All you need to know about … garlic
Garlic is one of those unassuming kitchen ingredients that has the ability to lift the flavour of almost any savoury dish to a whole new level of tasty. Here are our tips for getting the best results when cooking with garlic:
Chopping, slicing and mincing are probably the most common methods used in preparing garlic cloves for cooking but there are other ways. One of our favourites is to grate with a microplane because it turns the garlic into small, fluffier pieces that incorporate easily into your dishes. This is a really good technique for adding garlic to dressings and aioli where texture is important. If you are just after a little garlicky kick, you don’t need to chop, slice, or grate it. Just smash it with the handle or edge of a knife then remove the papery skin. Add it to the pan and let the crushed clove release its wonderfully smelly essence into the oil and whatever else you’re cooking. Just make sure to remove it before serving otherwise the whole clove will taste raw. If you’re cooking for longer, it’s ok to leave it in as the sharp, raw flavour will have time to mellow.
2. Timing is everything

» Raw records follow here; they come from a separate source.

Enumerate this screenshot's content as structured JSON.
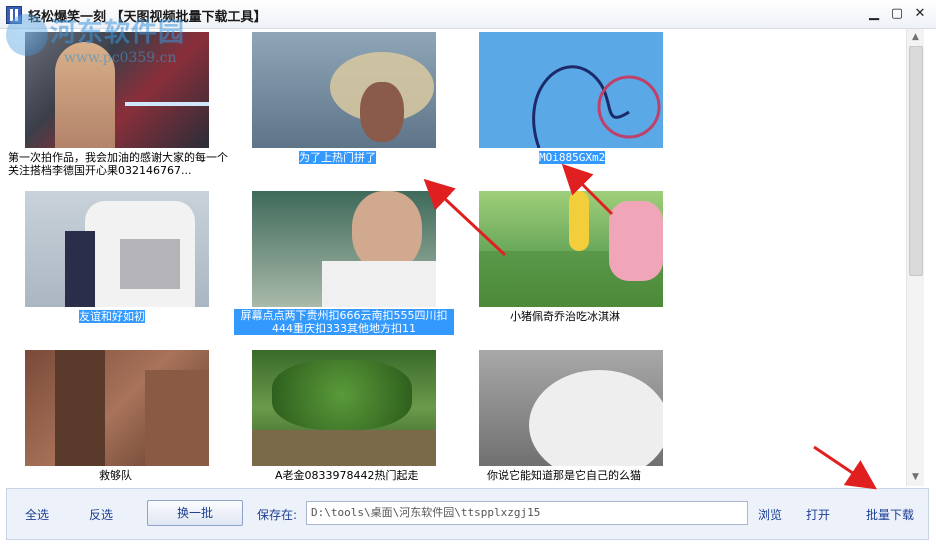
{
  "window": {
    "title": "轻松爆笑一刻 【天图视频批量下载工具】",
    "minimize": "▁",
    "maximize": "▢",
    "close": "✕"
  },
  "watermark": {
    "text": "河东软件园",
    "url": "www.pc0359.cn"
  },
  "videos": [
    {
      "caption": "第一次拍作品，我会加油的感谢大家的每一个关注搭档李德国开心果032146767...",
      "selected": false
    },
    {
      "caption": "为了上热门拼了",
      "selected": true
    },
    {
      "caption": "MOi885GXm2",
      "selected": true
    },
    {
      "caption": "友谊和好如初",
      "selected": true
    },
    {
      "caption": "屏幕点点两下贵州扣666云南扣555四川扣444重庆扣333其他地方扣11",
      "selected": true
    },
    {
      "caption": "小猪佩奇乔治吃冰淇淋",
      "selected": false
    },
    {
      "caption": "救够队",
      "selected": false
    },
    {
      "caption": "A老金0833978442热门起走",
      "selected": false
    },
    {
      "caption": "你说它能知道那是它自己的么猫",
      "selected": false
    }
  ],
  "toolbar": {
    "select_all": "全选",
    "invert": "反选",
    "next_batch": "换一批",
    "save_to_label": "保存在:",
    "save_path": "D:\\tools\\桌面\\河东软件园\\ttspplxzgj15",
    "browse": "浏览",
    "open": "打开",
    "batch_download": "批量下载"
  },
  "colors": {
    "selection": "#3399ff",
    "annotation_arrow": "#e02020",
    "link_text": "#1c3f94"
  }
}
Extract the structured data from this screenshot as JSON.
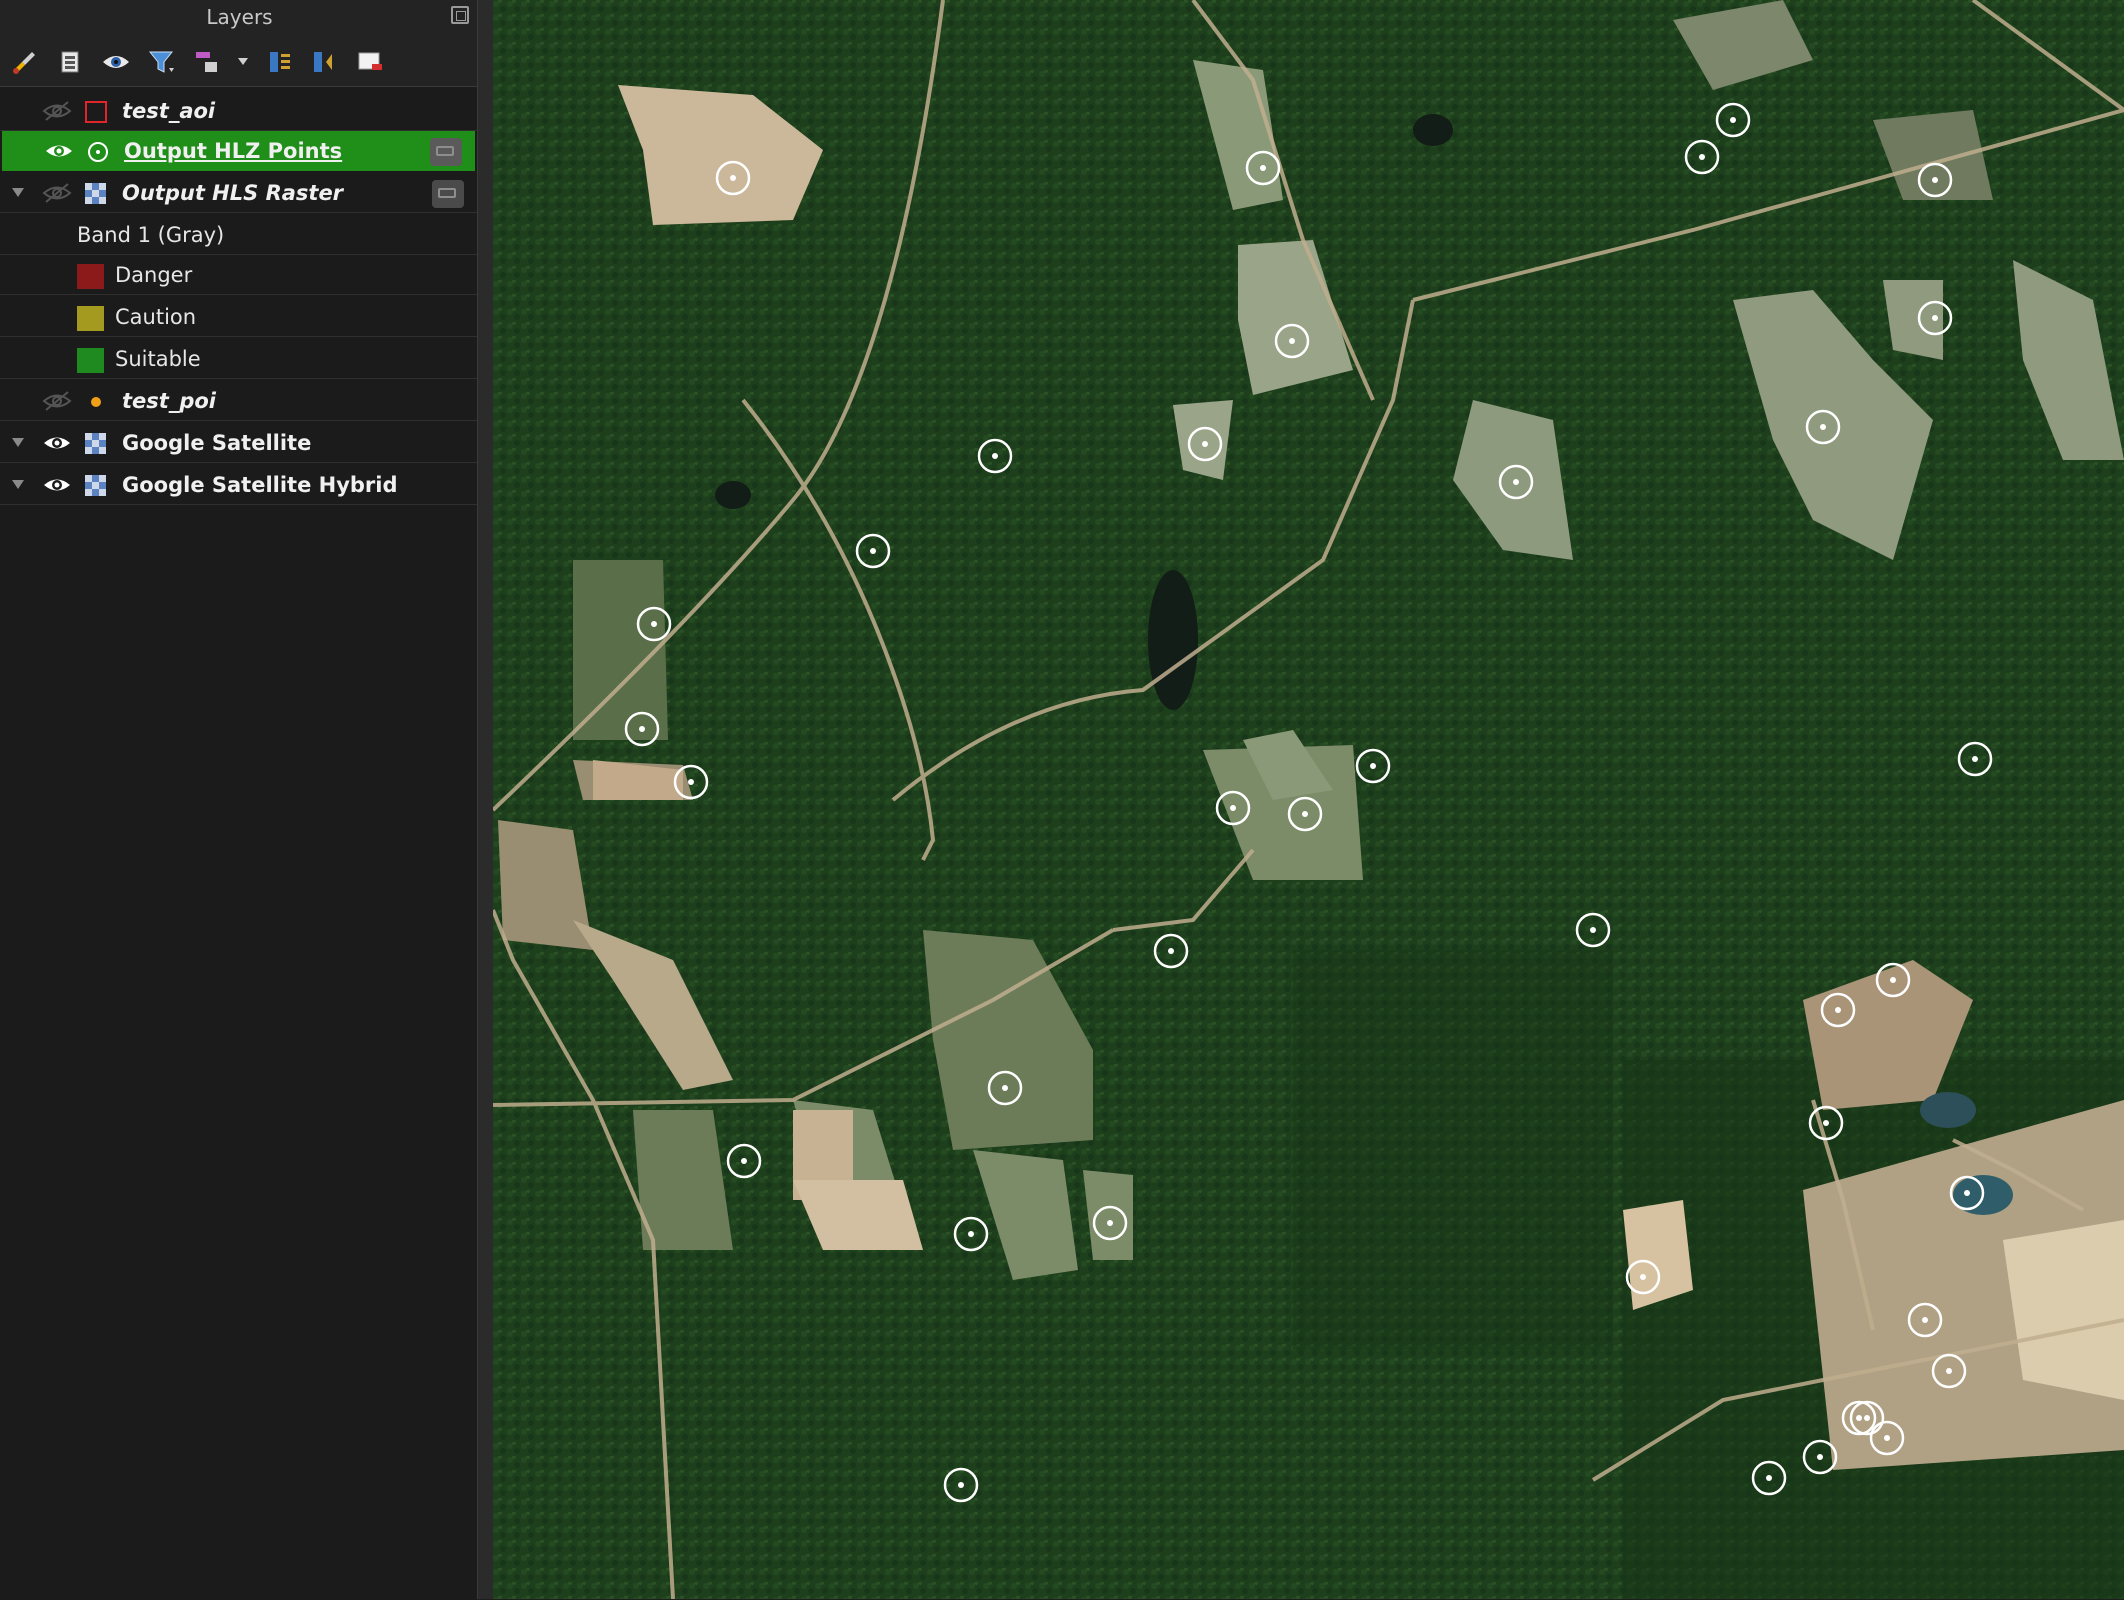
{
  "panel": {
    "title": "Layers"
  },
  "toolbar": {
    "buttons": [
      {
        "name": "style-manager-icon"
      },
      {
        "name": "add-group-icon"
      },
      {
        "name": "manage-visibility-icon"
      },
      {
        "name": "filter-legend-icon"
      },
      {
        "name": "filter-expression-icon"
      },
      {
        "name": "expand-all-icon"
      },
      {
        "name": "collapse-all-icon"
      },
      {
        "name": "remove-layer-icon"
      }
    ]
  },
  "layers": [
    {
      "name": "test_aoi",
      "visible": false,
      "icon": "polygon-icon",
      "italic": true,
      "selected": false
    },
    {
      "name": "Output HLZ Points",
      "visible": true,
      "icon": "point-icon",
      "italic": false,
      "selected": true,
      "embedded": true
    },
    {
      "name": "Output HLS Raster",
      "visible": false,
      "icon": "raster-icon",
      "italic": true,
      "selected": false,
      "embedded": true,
      "expanded": true,
      "band": "Band 1 (Gray)",
      "legend": [
        {
          "label": "Danger",
          "color": "#8c1a1a"
        },
        {
          "label": "Caution",
          "color": "#a39a1f"
        },
        {
          "label": "Suitable",
          "color": "#1f8a1f"
        }
      ]
    },
    {
      "name": "test_poi",
      "visible": false,
      "icon": "poi-dot-icon",
      "italic": true,
      "selected": false
    },
    {
      "name": "Google Satellite",
      "visible": true,
      "icon": "raster-icon",
      "italic": false,
      "selected": false,
      "expanded": true
    },
    {
      "name": "Google Satellite Hybrid",
      "visible": true,
      "icon": "raster-icon",
      "italic": false,
      "selected": false,
      "expanded": true
    }
  ],
  "map": {
    "hlz_point_count": 38,
    "colors": {
      "forest": "#1e3f1c",
      "forest_dark": "#173417",
      "clearing": "#c9b79a",
      "field": "#6c8a5a",
      "road": "#bfae8e",
      "point": "#ffffff",
      "selection": "#1f8f1a",
      "danger": "#8c1a1a",
      "caution": "#a39a1f",
      "suitable": "#1f8a1f"
    }
  }
}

Garlic burns easily, especially when chopped or sliced. For sautés and stir-fries, we recommend not adding it to the pan until mid-way through the recipe. This means that there is less time for the garlic to become burnt and you’ll have a nice bed (of onions, greens etc) to cushion it from the hot pan. For sauces, you can add the garlic early so long as you sauté it quickly then add the liquid element to bring down the temperature of the pot and prevent the garlic burning.
3. Not too cold, not to hot … just right
Be careful with temperature when cooking garlic. It is much better to start the pan at a lower heat and gradually dial up than to start too high and end up with a crispy, burnt mess. The same applies to roasting garlic. A whole head of garlic that’s been cut, drizzled with oil, and wrapped in foil then baked in an oven turns sweet, creamy, and spreadable (see our recipe below), but keep the temperature low or the outer edges will burn before it has time to soften.
4. Buying garlic in a jar
Call us purists but honestly, the stuff in jars is best reserved for an absolute garlic emergency. Instead try our easy recipe for roasted garlic here and keep a supply on hand to add that delicious flavour to your meals.